**Given data**
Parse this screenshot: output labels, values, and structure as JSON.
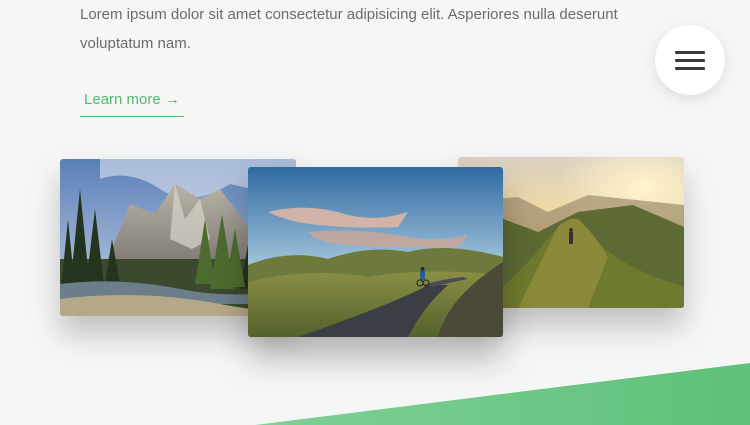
{
  "intro": {
    "text": "Lorem ipsum dolor sit amet consectetur adipisicing elit. Asperiores nulla deserunt voluptatum nam."
  },
  "cta": {
    "label": "Learn more →"
  },
  "menu": {
    "icon": "hamburger-menu-icon"
  },
  "colors": {
    "accent": "#4fba6f",
    "background": "#f6f6f6",
    "text": "#6b6b6b"
  }
}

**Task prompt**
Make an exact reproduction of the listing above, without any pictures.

**Answer space**
Parse this screenshot: output labels, values, and structure as JSON.
{
  "intro": {
    "text": "Lorem ipsum dolor sit amet consectetur adipisicing elit. Asperiores nulla deserunt voluptatum nam."
  },
  "cta": {
    "label": "Learn more →"
  },
  "menu": {
    "icon": "hamburger-menu-icon"
  },
  "colors": {
    "accent": "#4fba6f",
    "background": "#f6f6f6",
    "text": "#6b6b6b"
  }
}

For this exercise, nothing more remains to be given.